Stored data Start Marker
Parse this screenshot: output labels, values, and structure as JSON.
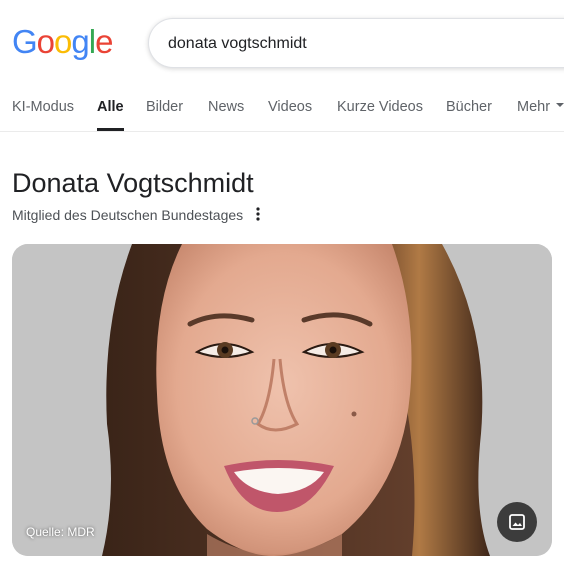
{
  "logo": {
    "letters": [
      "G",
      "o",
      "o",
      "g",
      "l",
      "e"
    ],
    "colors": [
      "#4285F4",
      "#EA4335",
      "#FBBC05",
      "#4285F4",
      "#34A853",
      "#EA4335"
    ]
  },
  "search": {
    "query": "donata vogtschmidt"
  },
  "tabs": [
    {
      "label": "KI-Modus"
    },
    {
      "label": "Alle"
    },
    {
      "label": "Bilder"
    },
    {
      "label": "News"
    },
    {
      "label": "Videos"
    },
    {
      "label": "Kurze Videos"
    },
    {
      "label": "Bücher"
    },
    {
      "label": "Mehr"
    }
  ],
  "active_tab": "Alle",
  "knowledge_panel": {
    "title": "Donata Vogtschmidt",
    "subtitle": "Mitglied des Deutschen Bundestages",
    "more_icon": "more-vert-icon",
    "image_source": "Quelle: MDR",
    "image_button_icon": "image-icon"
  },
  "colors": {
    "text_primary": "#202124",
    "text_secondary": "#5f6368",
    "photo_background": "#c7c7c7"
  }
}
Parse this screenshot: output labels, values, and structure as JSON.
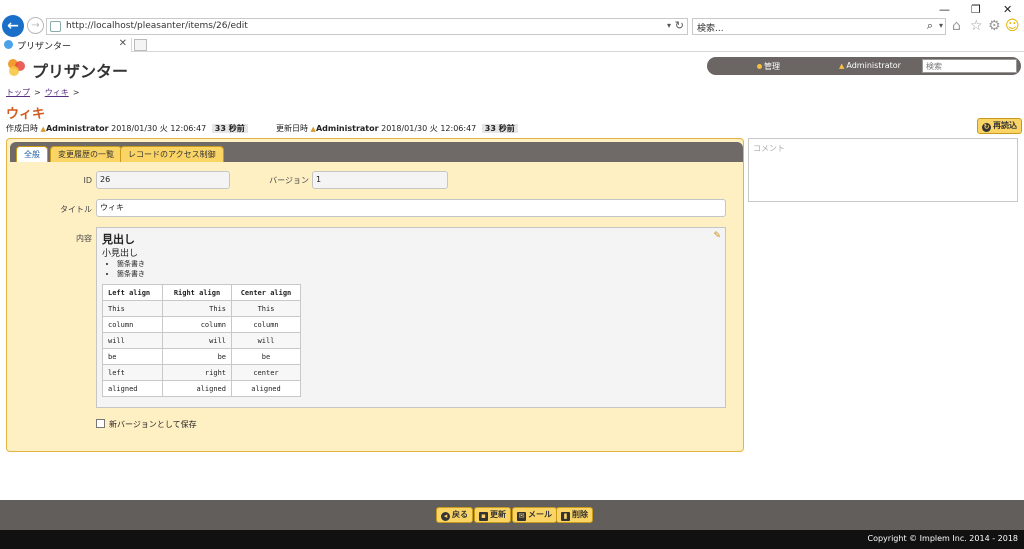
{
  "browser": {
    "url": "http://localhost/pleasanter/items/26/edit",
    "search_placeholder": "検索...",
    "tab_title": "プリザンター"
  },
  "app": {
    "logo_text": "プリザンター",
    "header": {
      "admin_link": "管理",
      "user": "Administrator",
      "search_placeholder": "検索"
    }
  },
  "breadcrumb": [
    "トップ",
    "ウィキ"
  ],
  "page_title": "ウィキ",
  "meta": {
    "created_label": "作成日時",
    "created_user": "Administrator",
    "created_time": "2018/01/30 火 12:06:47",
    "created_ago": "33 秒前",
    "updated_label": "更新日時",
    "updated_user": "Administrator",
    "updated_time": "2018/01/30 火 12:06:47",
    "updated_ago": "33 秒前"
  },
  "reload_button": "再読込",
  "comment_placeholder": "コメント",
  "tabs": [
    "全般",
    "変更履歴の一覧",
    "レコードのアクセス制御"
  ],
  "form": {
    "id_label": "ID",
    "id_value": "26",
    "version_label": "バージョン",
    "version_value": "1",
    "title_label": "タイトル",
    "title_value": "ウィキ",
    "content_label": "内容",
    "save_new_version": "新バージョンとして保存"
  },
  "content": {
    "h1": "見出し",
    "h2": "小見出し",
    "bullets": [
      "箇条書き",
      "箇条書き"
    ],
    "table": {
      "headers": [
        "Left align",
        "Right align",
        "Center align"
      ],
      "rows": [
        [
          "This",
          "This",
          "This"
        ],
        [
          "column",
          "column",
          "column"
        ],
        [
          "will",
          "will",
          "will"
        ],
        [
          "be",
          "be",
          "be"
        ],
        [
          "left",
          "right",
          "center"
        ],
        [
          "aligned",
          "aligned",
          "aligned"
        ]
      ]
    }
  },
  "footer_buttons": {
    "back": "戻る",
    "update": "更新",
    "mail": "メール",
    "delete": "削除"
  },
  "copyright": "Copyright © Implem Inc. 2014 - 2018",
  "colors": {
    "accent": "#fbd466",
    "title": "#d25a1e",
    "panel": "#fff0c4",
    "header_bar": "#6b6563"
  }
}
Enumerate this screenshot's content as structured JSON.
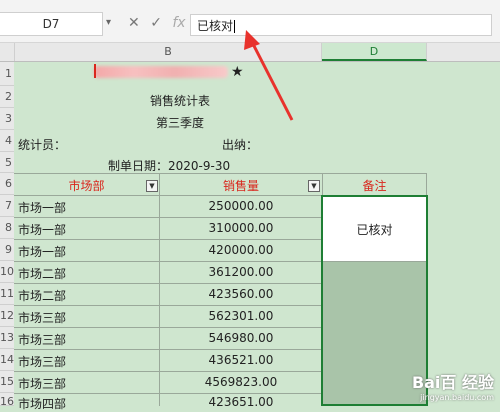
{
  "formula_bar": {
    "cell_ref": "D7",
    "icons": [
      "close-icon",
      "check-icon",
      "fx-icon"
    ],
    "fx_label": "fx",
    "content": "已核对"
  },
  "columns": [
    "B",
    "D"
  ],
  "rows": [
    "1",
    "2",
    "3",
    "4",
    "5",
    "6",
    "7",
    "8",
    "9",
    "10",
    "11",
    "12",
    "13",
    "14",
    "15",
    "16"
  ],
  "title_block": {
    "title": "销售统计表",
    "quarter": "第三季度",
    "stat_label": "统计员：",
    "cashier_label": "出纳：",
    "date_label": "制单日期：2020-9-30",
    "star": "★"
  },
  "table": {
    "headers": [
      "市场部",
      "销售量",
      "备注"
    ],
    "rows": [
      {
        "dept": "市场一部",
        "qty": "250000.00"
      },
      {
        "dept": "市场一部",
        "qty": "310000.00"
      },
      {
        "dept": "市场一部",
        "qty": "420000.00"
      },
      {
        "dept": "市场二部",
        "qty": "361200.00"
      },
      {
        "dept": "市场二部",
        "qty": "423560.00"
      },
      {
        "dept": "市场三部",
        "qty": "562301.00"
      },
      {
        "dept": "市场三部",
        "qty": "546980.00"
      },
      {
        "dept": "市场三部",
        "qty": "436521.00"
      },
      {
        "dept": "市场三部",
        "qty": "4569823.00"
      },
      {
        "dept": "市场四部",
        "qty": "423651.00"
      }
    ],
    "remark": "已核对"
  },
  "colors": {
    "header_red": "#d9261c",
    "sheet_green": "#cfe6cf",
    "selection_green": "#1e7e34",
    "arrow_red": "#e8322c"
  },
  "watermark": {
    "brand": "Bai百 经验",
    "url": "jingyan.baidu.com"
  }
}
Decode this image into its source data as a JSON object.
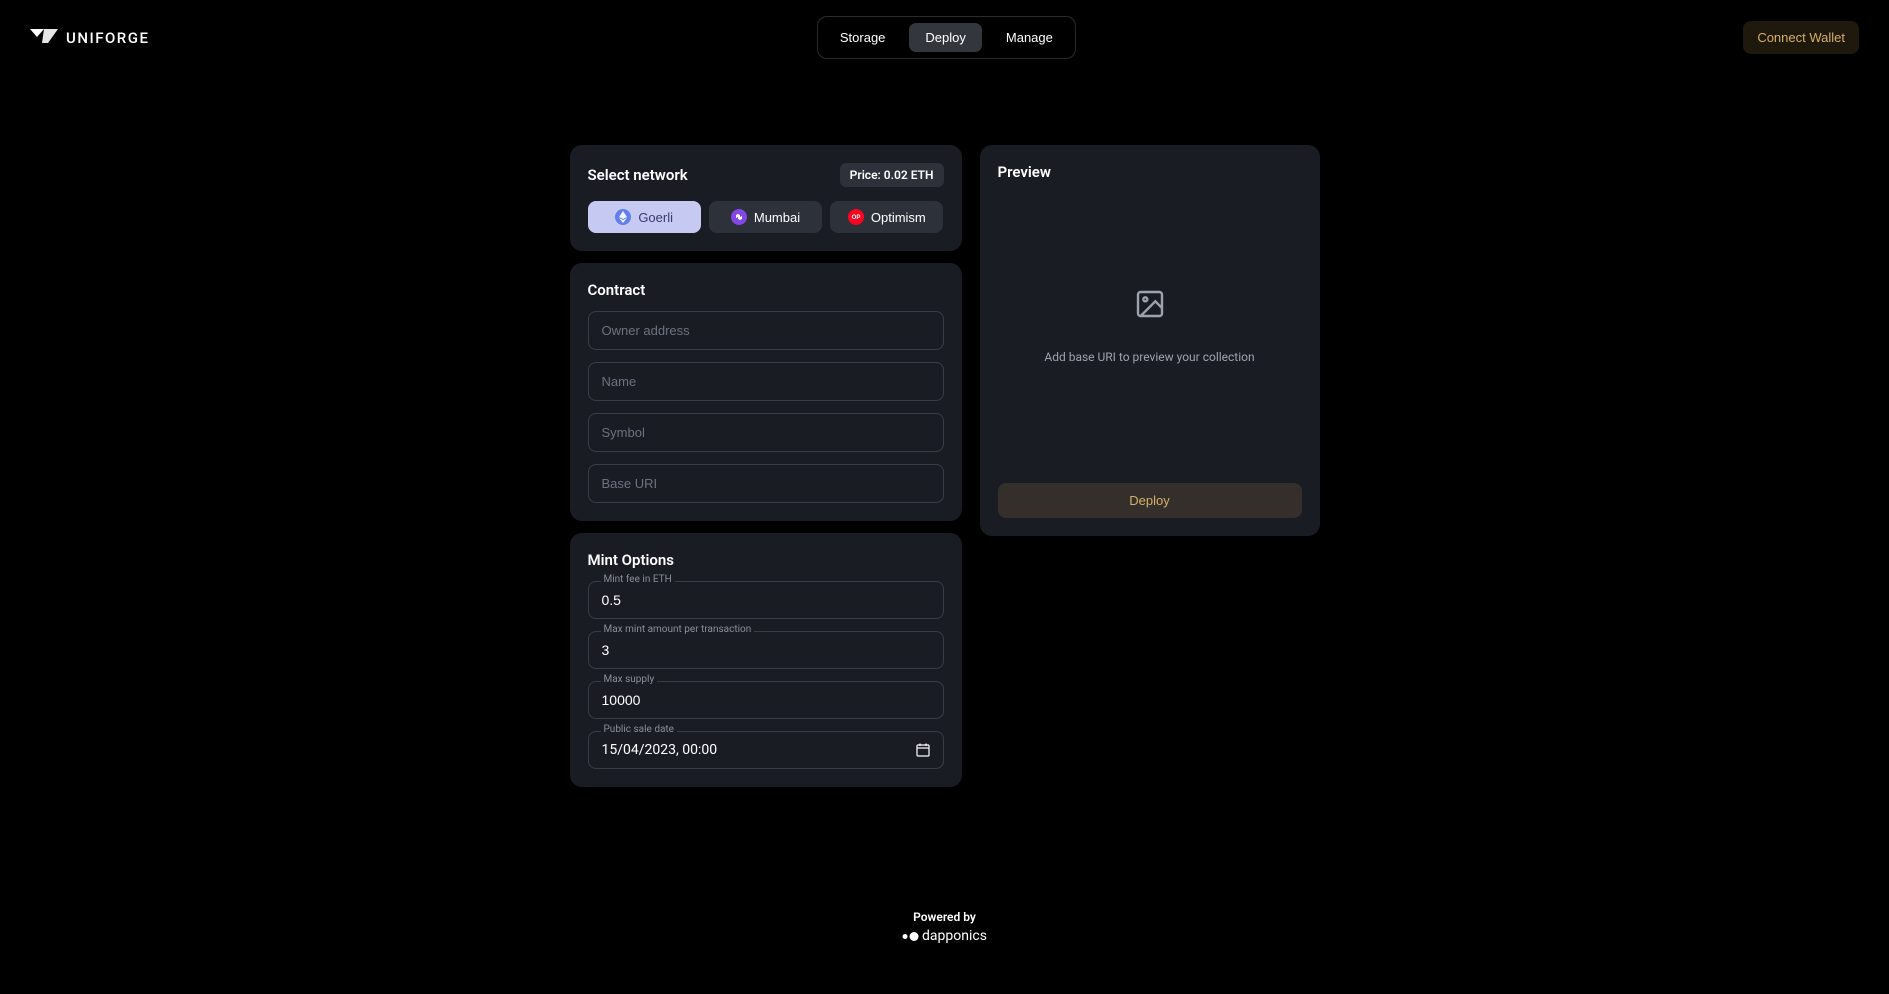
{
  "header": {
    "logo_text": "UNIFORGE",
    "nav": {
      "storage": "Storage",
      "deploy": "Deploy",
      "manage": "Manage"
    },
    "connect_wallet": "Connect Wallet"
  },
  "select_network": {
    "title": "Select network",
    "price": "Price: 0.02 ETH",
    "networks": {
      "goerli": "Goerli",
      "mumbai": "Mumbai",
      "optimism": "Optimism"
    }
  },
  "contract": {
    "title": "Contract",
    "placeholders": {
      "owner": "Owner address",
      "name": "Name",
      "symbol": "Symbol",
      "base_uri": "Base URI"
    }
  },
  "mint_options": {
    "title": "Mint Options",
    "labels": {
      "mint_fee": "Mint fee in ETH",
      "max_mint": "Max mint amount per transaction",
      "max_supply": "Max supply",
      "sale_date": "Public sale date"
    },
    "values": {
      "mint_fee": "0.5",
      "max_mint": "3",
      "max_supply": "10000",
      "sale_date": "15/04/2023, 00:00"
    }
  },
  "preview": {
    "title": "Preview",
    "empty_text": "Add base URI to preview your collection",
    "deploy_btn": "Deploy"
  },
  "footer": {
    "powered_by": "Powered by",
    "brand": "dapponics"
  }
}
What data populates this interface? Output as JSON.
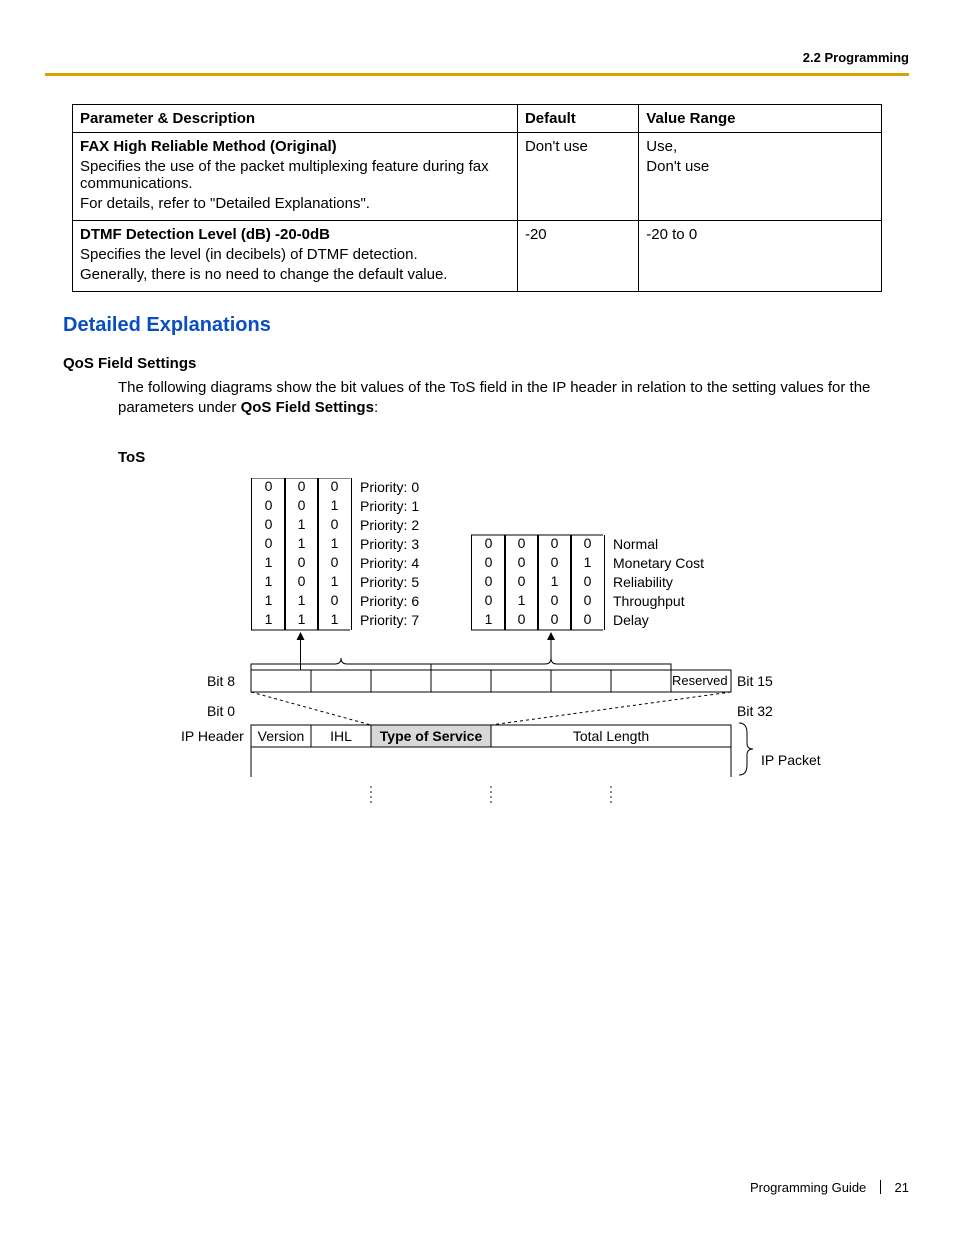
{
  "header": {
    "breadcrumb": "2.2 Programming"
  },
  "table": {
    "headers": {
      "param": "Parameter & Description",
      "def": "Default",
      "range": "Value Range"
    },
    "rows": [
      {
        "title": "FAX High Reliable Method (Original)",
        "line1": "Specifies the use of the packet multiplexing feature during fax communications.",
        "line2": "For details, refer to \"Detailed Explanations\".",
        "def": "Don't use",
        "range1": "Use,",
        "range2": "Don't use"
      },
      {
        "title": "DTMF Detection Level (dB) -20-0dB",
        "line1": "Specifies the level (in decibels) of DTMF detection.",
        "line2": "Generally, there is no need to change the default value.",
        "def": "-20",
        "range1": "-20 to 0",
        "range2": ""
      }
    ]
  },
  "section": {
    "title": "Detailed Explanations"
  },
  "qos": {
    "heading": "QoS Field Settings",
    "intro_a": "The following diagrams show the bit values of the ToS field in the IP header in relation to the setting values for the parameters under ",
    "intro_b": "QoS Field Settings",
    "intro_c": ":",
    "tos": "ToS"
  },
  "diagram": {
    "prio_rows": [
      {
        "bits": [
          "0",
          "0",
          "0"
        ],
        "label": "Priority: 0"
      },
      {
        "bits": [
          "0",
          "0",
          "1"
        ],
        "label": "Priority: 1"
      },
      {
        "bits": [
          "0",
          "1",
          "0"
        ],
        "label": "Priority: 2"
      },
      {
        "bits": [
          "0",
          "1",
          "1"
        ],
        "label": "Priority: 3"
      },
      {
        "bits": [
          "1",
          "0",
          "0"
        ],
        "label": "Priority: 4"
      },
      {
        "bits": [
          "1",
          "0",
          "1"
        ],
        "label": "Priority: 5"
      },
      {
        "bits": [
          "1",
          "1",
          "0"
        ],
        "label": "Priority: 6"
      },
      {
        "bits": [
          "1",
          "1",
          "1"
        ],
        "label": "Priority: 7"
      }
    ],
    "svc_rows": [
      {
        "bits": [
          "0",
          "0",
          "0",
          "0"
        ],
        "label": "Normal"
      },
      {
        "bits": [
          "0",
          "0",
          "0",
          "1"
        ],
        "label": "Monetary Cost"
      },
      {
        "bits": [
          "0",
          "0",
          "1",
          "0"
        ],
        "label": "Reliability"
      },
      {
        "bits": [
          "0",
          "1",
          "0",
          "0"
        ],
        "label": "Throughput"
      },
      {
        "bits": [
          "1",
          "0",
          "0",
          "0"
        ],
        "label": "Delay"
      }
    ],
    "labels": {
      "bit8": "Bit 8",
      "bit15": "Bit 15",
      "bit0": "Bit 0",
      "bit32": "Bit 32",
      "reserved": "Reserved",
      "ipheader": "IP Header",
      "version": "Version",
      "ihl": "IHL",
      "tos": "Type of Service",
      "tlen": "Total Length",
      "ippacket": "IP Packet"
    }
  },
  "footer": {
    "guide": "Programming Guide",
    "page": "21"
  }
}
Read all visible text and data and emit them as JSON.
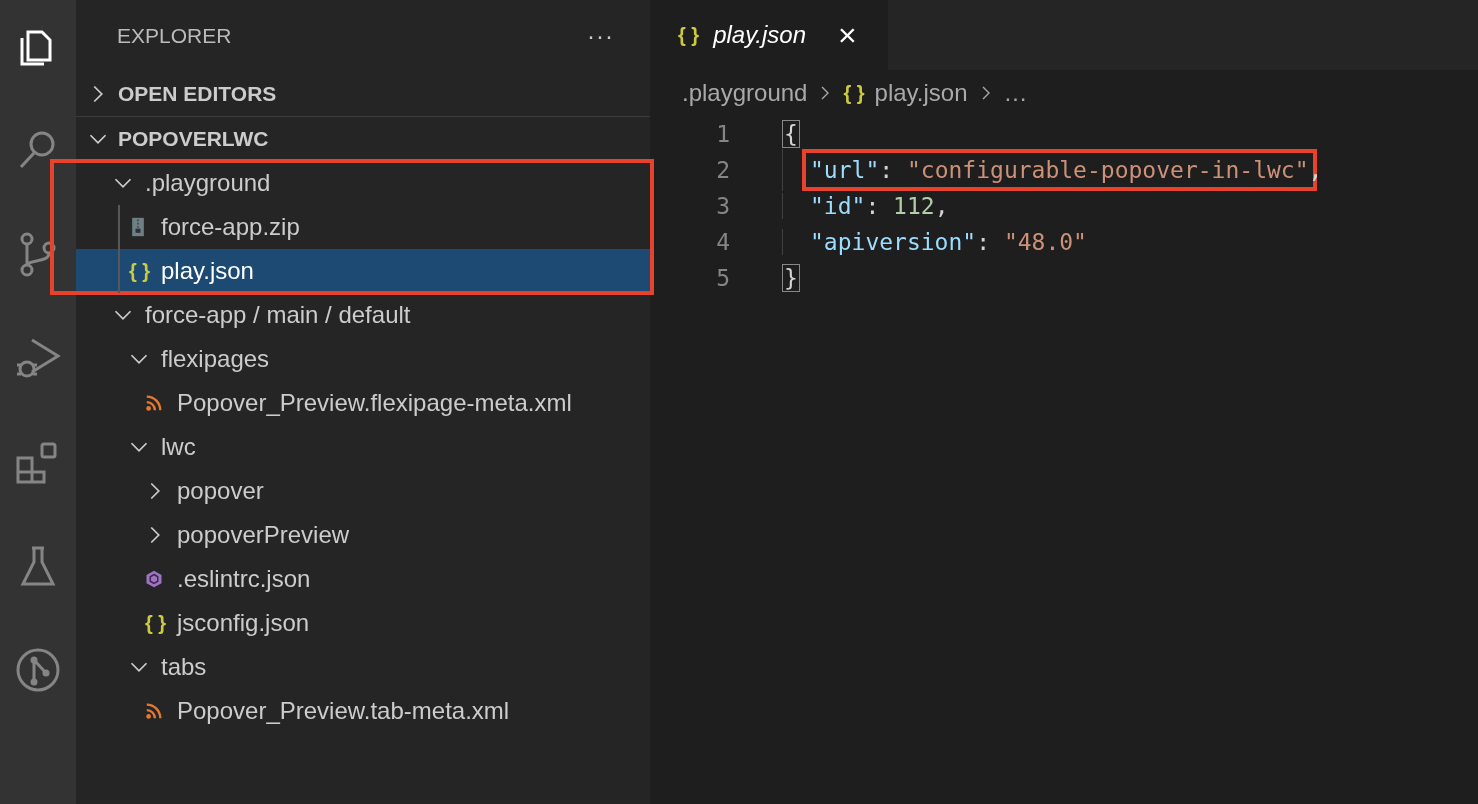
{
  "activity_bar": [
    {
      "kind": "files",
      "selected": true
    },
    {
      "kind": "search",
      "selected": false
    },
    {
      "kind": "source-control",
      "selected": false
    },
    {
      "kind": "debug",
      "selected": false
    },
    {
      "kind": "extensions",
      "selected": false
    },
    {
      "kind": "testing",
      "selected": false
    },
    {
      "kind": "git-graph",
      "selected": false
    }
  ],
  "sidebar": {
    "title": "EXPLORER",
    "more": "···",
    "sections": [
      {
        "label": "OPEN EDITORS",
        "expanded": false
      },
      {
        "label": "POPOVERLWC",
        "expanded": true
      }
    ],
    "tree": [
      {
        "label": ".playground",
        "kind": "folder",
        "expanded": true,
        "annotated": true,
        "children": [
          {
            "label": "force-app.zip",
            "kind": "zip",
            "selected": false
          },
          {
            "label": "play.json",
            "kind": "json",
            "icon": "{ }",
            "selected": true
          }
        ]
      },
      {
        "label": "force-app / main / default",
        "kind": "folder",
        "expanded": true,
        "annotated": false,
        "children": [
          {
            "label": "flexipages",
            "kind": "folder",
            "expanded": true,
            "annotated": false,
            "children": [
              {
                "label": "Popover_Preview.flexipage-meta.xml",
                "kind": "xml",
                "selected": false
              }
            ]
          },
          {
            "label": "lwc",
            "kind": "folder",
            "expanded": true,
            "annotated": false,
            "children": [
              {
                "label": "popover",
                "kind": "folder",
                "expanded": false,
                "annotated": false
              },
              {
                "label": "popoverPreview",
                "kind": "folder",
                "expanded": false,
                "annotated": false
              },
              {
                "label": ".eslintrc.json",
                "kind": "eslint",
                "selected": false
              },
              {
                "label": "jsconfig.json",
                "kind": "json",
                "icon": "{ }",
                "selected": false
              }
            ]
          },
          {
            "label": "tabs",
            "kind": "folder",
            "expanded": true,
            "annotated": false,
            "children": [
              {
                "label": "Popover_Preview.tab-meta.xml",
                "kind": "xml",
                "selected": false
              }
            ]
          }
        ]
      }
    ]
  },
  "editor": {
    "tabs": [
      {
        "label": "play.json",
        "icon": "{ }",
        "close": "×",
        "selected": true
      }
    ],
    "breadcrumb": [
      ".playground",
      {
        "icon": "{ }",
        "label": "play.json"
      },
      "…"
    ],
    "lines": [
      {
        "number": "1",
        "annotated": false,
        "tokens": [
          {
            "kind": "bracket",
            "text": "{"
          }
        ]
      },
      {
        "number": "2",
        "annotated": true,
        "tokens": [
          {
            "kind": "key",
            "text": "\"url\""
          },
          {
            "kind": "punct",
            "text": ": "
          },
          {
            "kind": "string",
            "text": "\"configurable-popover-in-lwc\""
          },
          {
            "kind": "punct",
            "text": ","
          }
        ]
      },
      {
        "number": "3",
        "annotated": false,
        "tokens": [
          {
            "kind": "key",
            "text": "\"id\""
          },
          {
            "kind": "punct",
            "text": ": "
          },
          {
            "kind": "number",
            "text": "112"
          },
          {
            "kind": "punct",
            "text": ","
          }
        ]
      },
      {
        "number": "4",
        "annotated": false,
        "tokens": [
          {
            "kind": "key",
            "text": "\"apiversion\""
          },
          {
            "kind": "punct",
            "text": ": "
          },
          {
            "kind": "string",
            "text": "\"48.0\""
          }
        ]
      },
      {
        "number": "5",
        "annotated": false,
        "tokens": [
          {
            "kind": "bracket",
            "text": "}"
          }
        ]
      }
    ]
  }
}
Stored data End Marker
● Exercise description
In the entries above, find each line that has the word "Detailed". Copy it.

● Solution to this problem
        "line2": "For details, refer to \"Detailed Explanations\".",
    "title": "Detailed Explanations"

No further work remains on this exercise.